=== Begin Enclosure ===

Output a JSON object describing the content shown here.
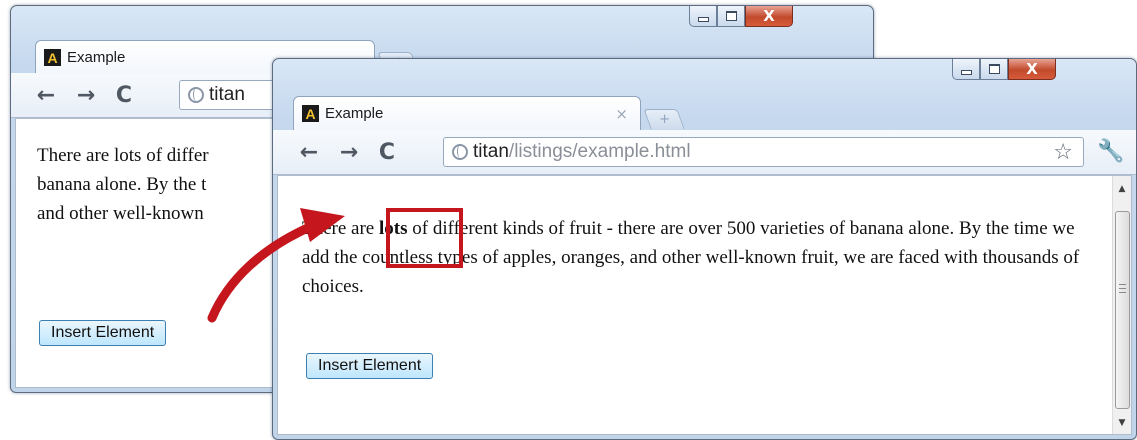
{
  "back_window": {
    "tab_title": "Example",
    "url_host": "titan",
    "paragraph": "There are lots of differ banana alone. By the t and other well-known",
    "lines": [
      "There are lots of differ",
      "banana alone. By the t",
      "and other well-known"
    ],
    "button_label": "Insert Element"
  },
  "front_window": {
    "tab_title": "Example",
    "tab_close": "×",
    "url_host": "titan",
    "url_path": "/listings/example.html",
    "paragraph_before": "There are ",
    "paragraph_bold": "lots",
    "paragraph_after": " of different kinds of fruit - there are over 500 varieties of banana alone. By the time we add the countless types of apples, oranges, and other well-known fruit, we are faced with thousands of choices.",
    "button_label": "Insert Element"
  },
  "icons": {
    "favicon": "A",
    "back": "←",
    "forward": "→",
    "reload": "C",
    "star": "☆",
    "wrench": "🔧",
    "new_tab": "+"
  },
  "colors": {
    "annotation": "#c4161c",
    "button_border": "#3c7fb1",
    "close_button": "#c24a2c"
  }
}
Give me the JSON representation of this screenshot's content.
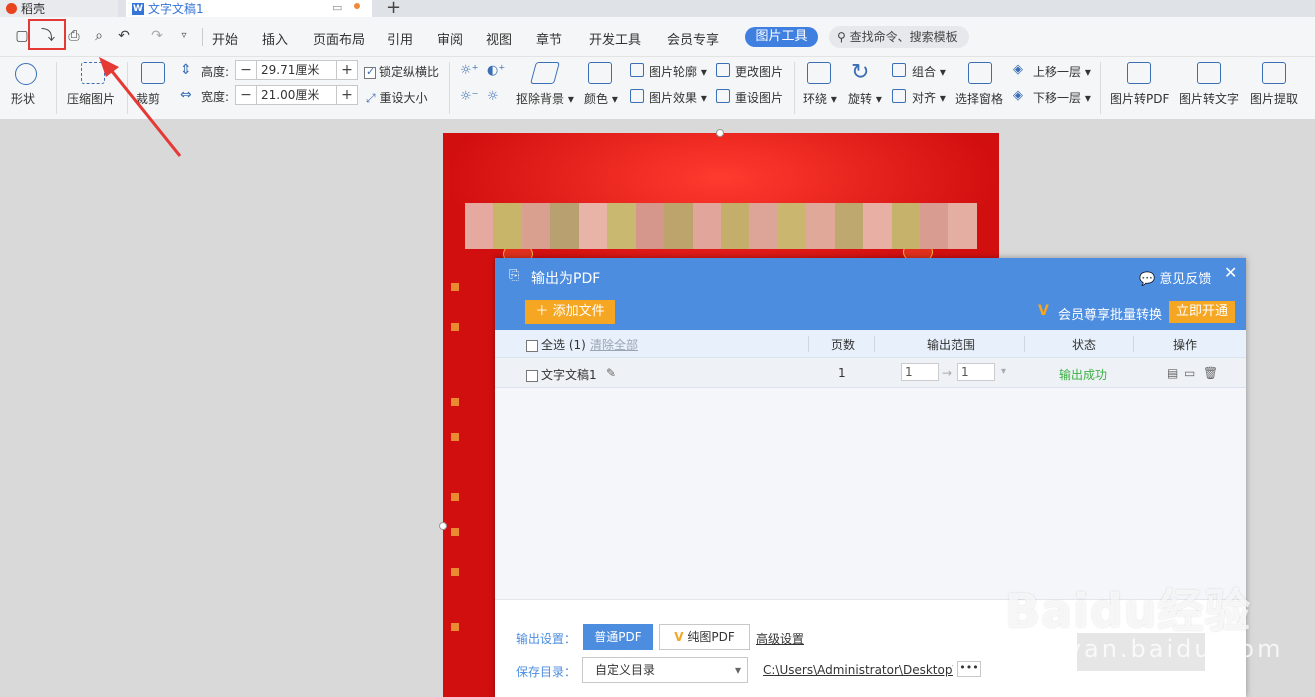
{
  "tabs": [
    {
      "label": "稻壳"
    },
    {
      "label": "文字文稿1"
    }
  ],
  "menu": [
    "开始",
    "插入",
    "页面布局",
    "引用",
    "审阅",
    "视图",
    "章节",
    "开发工具",
    "会员专享"
  ],
  "active_tab": "图片工具",
  "search_placeholder": "查找命令、搜索模板",
  "ribbon": {
    "shape": "形状",
    "compress": "压缩图片",
    "crop": "裁剪",
    "height_label": "高度:",
    "height_value": "29.71厘米",
    "width_label": "宽度:",
    "width_value": "21.00厘米",
    "lock_ratio": "锁定纵横比",
    "reset_size": "重设大小",
    "remove_bg": "抠除背景",
    "color": "颜色",
    "outline": "图片轮廓",
    "effect": "图片效果",
    "change_pic": "更改图片",
    "reset_pic": "重设图片",
    "wrap": "环绕",
    "rotate": "旋转",
    "group": "组合",
    "align": "对齐",
    "select_pane": "选择窗格",
    "bring_forward": "上移一层",
    "send_backward": "下移一层",
    "pic_to_pdf": "图片转PDF",
    "pic_to_text": "图片转文字",
    "pic_extract": "图片提取"
  },
  "dialog": {
    "title": "输出为PDF",
    "feedback": "意见反馈",
    "add_file": "添加文件",
    "vip_text": "会员尊享批量转换",
    "open_vip": "立即开通",
    "headers": {
      "select_all": "全选 (1)",
      "clear_all": "清除全部",
      "pages": "页数",
      "range": "输出范围",
      "status": "状态",
      "ops": "操作"
    },
    "rows": [
      {
        "name": "文字文稿1",
        "pages": "1",
        "from": "1",
        "to": "1",
        "status": "输出成功"
      }
    ],
    "output_settings_label": "输出设置：",
    "normal_pdf": "普通PDF",
    "pure_pdf": "纯图PDF",
    "advanced": "高级设置",
    "save_dir_label": "保存目录：",
    "save_dir_value": "自定义目录",
    "save_path": "C:\\Users\\Administrator\\Desktop\\",
    "more": "•••"
  },
  "watermark": {
    "brand": "Baidu经验",
    "url": "jingyan.baidu.com"
  },
  "colors": {
    "accent": "#4c8de0",
    "doc_red": "#d20f0f",
    "orange": "#f5a623",
    "annotation_red": "#e53935"
  }
}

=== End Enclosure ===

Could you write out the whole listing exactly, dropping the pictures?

▶ [Answer to this problem]:
Output a JSON object describing the content shown here.
{
  "back_window": {
    "tab_title": "Example",
    "url_host": "titan",
    "paragraph": "There are lots of differ banana alone. By the t and other well-known",
    "lines": [
      "There are lots of differ",
      "banana alone. By the t",
      "and other well-known"
    ],
    "button_label": "Insert Element"
  },
  "front_window": {
    "tab_title": "Example",
    "tab_close": "×",
    "url_host": "titan",
    "url_path": "/listings/example.html",
    "paragraph_before": "There are ",
    "paragraph_bold": "lots",
    "paragraph_after": " of different kinds of fruit - there are over 500 varieties of banana alone. By the time we add the countless types of apples, oranges, and other well-known fruit, we are faced with thousands of choices.",
    "button_label": "Insert Element"
  },
  "icons": {
    "favicon": "A",
    "back": "←",
    "forward": "→",
    "reload": "C",
    "star": "☆",
    "wrench": "🔧",
    "new_tab": "+"
  },
  "colors": {
    "annotation": "#c4161c",
    "button_border": "#3c7fb1",
    "close_button": "#c24a2c"
  }
}
Give me the JSON representation of this screenshot's content.
{
  "tabs": [
    {
      "label": "稻壳"
    },
    {
      "label": "文字文稿1"
    }
  ],
  "menu": [
    "开始",
    "插入",
    "页面布局",
    "引用",
    "审阅",
    "视图",
    "章节",
    "开发工具",
    "会员专享"
  ],
  "active_tab": "图片工具",
  "search_placeholder": "查找命令、搜索模板",
  "ribbon": {
    "shape": "形状",
    "compress": "压缩图片",
    "crop": "裁剪",
    "height_label": "高度:",
    "height_value": "29.71厘米",
    "width_label": "宽度:",
    "width_value": "21.00厘米",
    "lock_ratio": "锁定纵横比",
    "reset_size": "重设大小",
    "remove_bg": "抠除背景",
    "color": "颜色",
    "outline": "图片轮廓",
    "effect": "图片效果",
    "change_pic": "更改图片",
    "reset_pic": "重设图片",
    "wrap": "环绕",
    "rotate": "旋转",
    "group": "组合",
    "align": "对齐",
    "select_pane": "选择窗格",
    "bring_forward": "上移一层",
    "send_backward": "下移一层",
    "pic_to_pdf": "图片转PDF",
    "pic_to_text": "图片转文字",
    "pic_extract": "图片提取"
  },
  "dialog": {
    "title": "输出为PDF",
    "feedback": "意见反馈",
    "add_file": "添加文件",
    "vip_text": "会员尊享批量转换",
    "open_vip": "立即开通",
    "headers": {
      "select_all": "全选 (1)",
      "clear_all": "清除全部",
      "pages": "页数",
      "range": "输出范围",
      "status": "状态",
      "ops": "操作"
    },
    "rows": [
      {
        "name": "文字文稿1",
        "pages": "1",
        "from": "1",
        "to": "1",
        "status": "输出成功"
      }
    ],
    "output_settings_label": "输出设置：",
    "normal_pdf": "普通PDF",
    "pure_pdf": "纯图PDF",
    "advanced": "高级设置",
    "save_dir_label": "保存目录：",
    "save_dir_value": "自定义目录",
    "save_path": "C:\\Users\\Administrator\\Desktop\\",
    "more": "•••"
  },
  "watermark": {
    "brand": "Baidu经验",
    "url": "jingyan.baidu.com"
  },
  "colors": {
    "accent": "#4c8de0",
    "doc_red": "#d20f0f",
    "orange": "#f5a623",
    "annotation_red": "#e53935"
  }
}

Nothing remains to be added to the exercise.